■ **Record extracts**
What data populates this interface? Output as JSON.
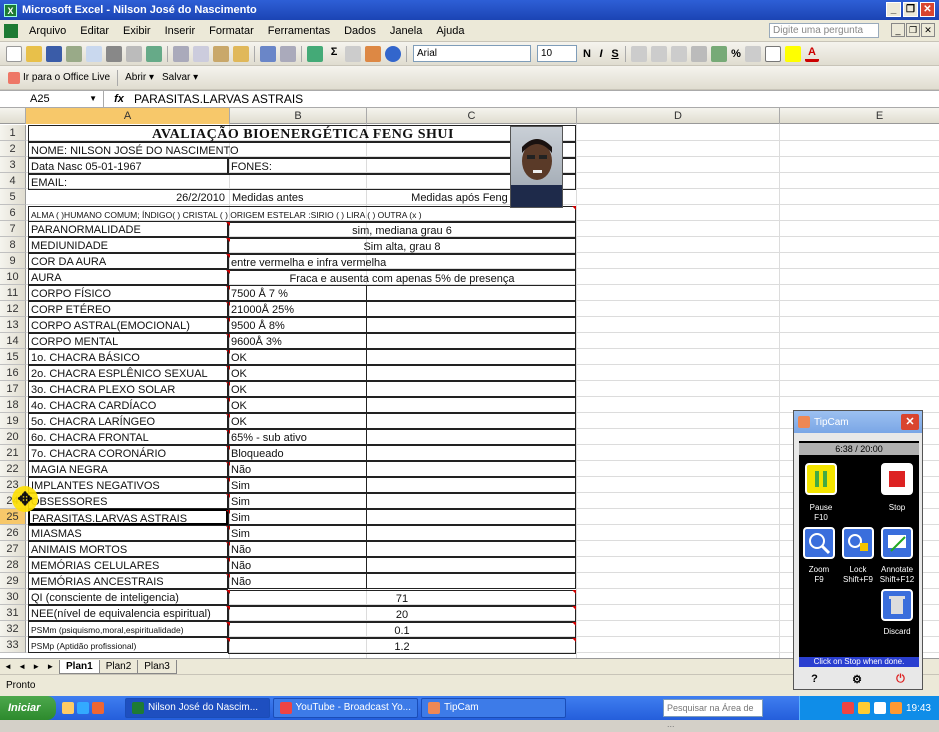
{
  "window": {
    "title": "Microsoft Excel - Nilson José do Nascimento"
  },
  "menu": {
    "items": [
      "Arquivo",
      "Editar",
      "Exibir",
      "Inserir",
      "Formatar",
      "Ferramentas",
      "Dados",
      "Janela",
      "Ajuda"
    ],
    "help_placeholder": "Digite uma pergunta"
  },
  "toolbar": {
    "font": "Arial",
    "size": "10",
    "zoom_sym": "%"
  },
  "toolbar2": {
    "officelive": "Ir para o Office Live",
    "abrir": "Abrir ▾",
    "salvar": "Salvar ▾"
  },
  "formula": {
    "namebox": "A25",
    "fx": "fx",
    "content": "PARASITAS.LARVAS ASTRAIS"
  },
  "columns": [
    "A",
    "B",
    "C",
    "D",
    "E"
  ],
  "rows": [
    "1",
    "2",
    "3",
    "4",
    "5",
    "6",
    "7",
    "8",
    "9",
    "10",
    "11",
    "12",
    "13",
    "14",
    "15",
    "16",
    "17",
    "18",
    "19",
    "20",
    "21",
    "22",
    "23",
    "24",
    "25",
    "26",
    "27",
    "28",
    "29",
    "30",
    "31",
    "32",
    "33"
  ],
  "sheet": {
    "title": "AVALIAÇÃO BIOENERGÉTICA FENG SHUI",
    "r2": "NOME: NILSON JOSÉ DO NASCIMENTO",
    "r3a": "Data Nasc 05-01-1967",
    "r3b": "FONES:",
    "r4": "EMAIL:",
    "r5a": "26/2/2010",
    "r5b": "Medidas antes",
    "r5c": "Medidas após Feng Shui",
    "r6": "ALMA (  )HUMANO COMUM; ÍNDIGO(  ) CRISTAL (    ) ORIGEM ESTELAR :SIRIO (  ) LIRA (  ) OUTRA (x  )",
    "labels": [
      "PARANORMALIDADE",
      "MEDIUNIDADE",
      "COR DA AURA",
      "AURA",
      "CORPO FÍSICO",
      "CORP ETÉREO",
      "CORPO ASTRAL(EMOCIONAL)",
      "CORPO MENTAL",
      "1o. CHACRA  BÁSICO",
      "2o. CHACRA  ESPLÊNICO SEXUAL",
      "3o. CHACRA PLEXO SOLAR",
      "4o. CHACRA CARDÍACO",
      "5o. CHACRA LARÍNGEO",
      "6o. CHACRA FRONTAL",
      "7o. CHACRA CORONÁRIO",
      "MAGIA NEGRA",
      "IMPLANTES NEGATIVOS",
      "OBSESSORES",
      "PARASITAS.LARVAS ASTRAIS",
      "MIASMAS",
      "ANIMAIS MORTOS",
      "MEMÓRIAS CELULARES",
      "MEMÓRIAS ANCESTRAIS",
      "QI (consciente de inteligencia)",
      "NEE(nível de equivalencia espiritual)",
      "PSMm (psiquismo,moral,espiritualidade)",
      "PSMp (Aptidão profissional)"
    ],
    "merged": {
      "r7": "sim, mediana grau 6",
      "r8": "Sim alta, grau 8",
      "r9": "entre vermelha e infra vermelha",
      "r10": "Fraca e ausenta com apenas 5% de presença"
    },
    "bvals": [
      "7500 Å 7 %",
      "21000Å 25%",
      "9500 Å 8%",
      "9600Å 3%",
      "OK",
      "OK",
      "OK",
      "OK",
      "OK",
      "65% - sub ativo",
      "Bloqueado",
      "Não",
      "Sim",
      "Sim",
      "Sim",
      "Sim",
      "Não",
      "Não",
      "Não"
    ],
    "r30": "71",
    "r31": "20",
    "r32": "0.1",
    "r33": "1.2"
  },
  "tabs": [
    "Plan1",
    "Plan2",
    "Plan3"
  ],
  "status": "Pronto",
  "taskbar": {
    "start": "Iniciar",
    "tasks": [
      "Nilson José do Nascim...",
      "YouTube - Broadcast Yo...",
      "TipCam"
    ],
    "search": "Pesquisar na Área de ...",
    "clock": "19:43"
  },
  "tipcam": {
    "title": "TipCam",
    "timer": "6:38 / 20:00",
    "pause": "Pause",
    "pause_key": "F10",
    "stop": "Stop",
    "zoom": "Zoom",
    "zoom_key": "F9",
    "lock": "Lock",
    "lock_key": "Shift+F9",
    "annotate": "Annotate",
    "annotate_key": "Shift+F12",
    "discard": "Discard",
    "hint": "Click on Stop when done.",
    "help": "?"
  },
  "colors": {
    "titlebar": "#1b44b4",
    "excel_green": "#1e7b34",
    "selection": "#f7c86a",
    "comment_mark": "#cc0000",
    "tipcam_red": "#d9452f"
  }
}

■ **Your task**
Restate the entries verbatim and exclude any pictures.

■ **Exercise response**
What data populates this interface? Output as JSON.
{
  "window": {
    "title": "Microsoft Excel - Nilson José do Nascimento"
  },
  "menu": {
    "items": [
      "Arquivo",
      "Editar",
      "Exibir",
      "Inserir",
      "Formatar",
      "Ferramentas",
      "Dados",
      "Janela",
      "Ajuda"
    ],
    "help_placeholder": "Digite uma pergunta"
  },
  "toolbar": {
    "font": "Arial",
    "size": "10",
    "zoom_sym": "%"
  },
  "toolbar2": {
    "officelive": "Ir para o Office Live",
    "abrir": "Abrir ▾",
    "salvar": "Salvar ▾"
  },
  "formula": {
    "namebox": "A25",
    "fx": "fx",
    "content": "PARASITAS.LARVAS ASTRAIS"
  },
  "columns": [
    "A",
    "B",
    "C",
    "D",
    "E"
  ],
  "rows": [
    "1",
    "2",
    "3",
    "4",
    "5",
    "6",
    "7",
    "8",
    "9",
    "10",
    "11",
    "12",
    "13",
    "14",
    "15",
    "16",
    "17",
    "18",
    "19",
    "20",
    "21",
    "22",
    "23",
    "24",
    "25",
    "26",
    "27",
    "28",
    "29",
    "30",
    "31",
    "32",
    "33"
  ],
  "sheet": {
    "title": "AVALIAÇÃO BIOENERGÉTICA FENG SHUI",
    "r2": "NOME: NILSON JOSÉ DO NASCIMENTO",
    "r3a": "Data Nasc 05-01-1967",
    "r3b": "FONES:",
    "r4": "EMAIL:",
    "r5a": "26/2/2010",
    "r5b": "Medidas antes",
    "r5c": "Medidas após Feng Shui",
    "r6": "ALMA (  )HUMANO COMUM; ÍNDIGO(  ) CRISTAL (    ) ORIGEM ESTELAR :SIRIO (  ) LIRA (  ) OUTRA (x  )",
    "labels": [
      "PARANORMALIDADE",
      "MEDIUNIDADE",
      "COR DA AURA",
      "AURA",
      "CORPO FÍSICO",
      "CORP ETÉREO",
      "CORPO ASTRAL(EMOCIONAL)",
      "CORPO MENTAL",
      "1o. CHACRA  BÁSICO",
      "2o. CHACRA  ESPLÊNICO SEXUAL",
      "3o. CHACRA PLEXO SOLAR",
      "4o. CHACRA CARDÍACO",
      "5o. CHACRA LARÍNGEO",
      "6o. CHACRA FRONTAL",
      "7o. CHACRA CORONÁRIO",
      "MAGIA NEGRA",
      "IMPLANTES NEGATIVOS",
      "OBSESSORES",
      "PARASITAS.LARVAS ASTRAIS",
      "MIASMAS",
      "ANIMAIS MORTOS",
      "MEMÓRIAS CELULARES",
      "MEMÓRIAS ANCESTRAIS",
      "QI (consciente de inteligencia)",
      "NEE(nível de equivalencia espiritual)",
      "PSMm (psiquismo,moral,espiritualidade)",
      "PSMp (Aptidão profissional)"
    ],
    "merged": {
      "r7": "sim, mediana grau 6",
      "r8": "Sim alta, grau 8",
      "r9": "entre vermelha e infra vermelha",
      "r10": "Fraca e ausenta com apenas 5% de presença"
    },
    "bvals": [
      "7500 Å 7 %",
      "21000Å 25%",
      "9500 Å 8%",
      "9600Å 3%",
      "OK",
      "OK",
      "OK",
      "OK",
      "OK",
      "65% - sub ativo",
      "Bloqueado",
      "Não",
      "Sim",
      "Sim",
      "Sim",
      "Sim",
      "Não",
      "Não",
      "Não"
    ],
    "r30": "71",
    "r31": "20",
    "r32": "0.1",
    "r33": "1.2"
  },
  "tabs": [
    "Plan1",
    "Plan2",
    "Plan3"
  ],
  "status": "Pronto",
  "taskbar": {
    "start": "Iniciar",
    "tasks": [
      "Nilson José do Nascim...",
      "YouTube - Broadcast Yo...",
      "TipCam"
    ],
    "search": "Pesquisar na Área de ...",
    "clock": "19:43"
  },
  "tipcam": {
    "title": "TipCam",
    "timer": "6:38 / 20:00",
    "pause": "Pause",
    "pause_key": "F10",
    "stop": "Stop",
    "zoom": "Zoom",
    "zoom_key": "F9",
    "lock": "Lock",
    "lock_key": "Shift+F9",
    "annotate": "Annotate",
    "annotate_key": "Shift+F12",
    "discard": "Discard",
    "hint": "Click on Stop when done.",
    "help": "?"
  },
  "colors": {
    "titlebar": "#1b44b4",
    "excel_green": "#1e7b34",
    "selection": "#f7c86a",
    "comment_mark": "#cc0000",
    "tipcam_red": "#d9452f"
  }
}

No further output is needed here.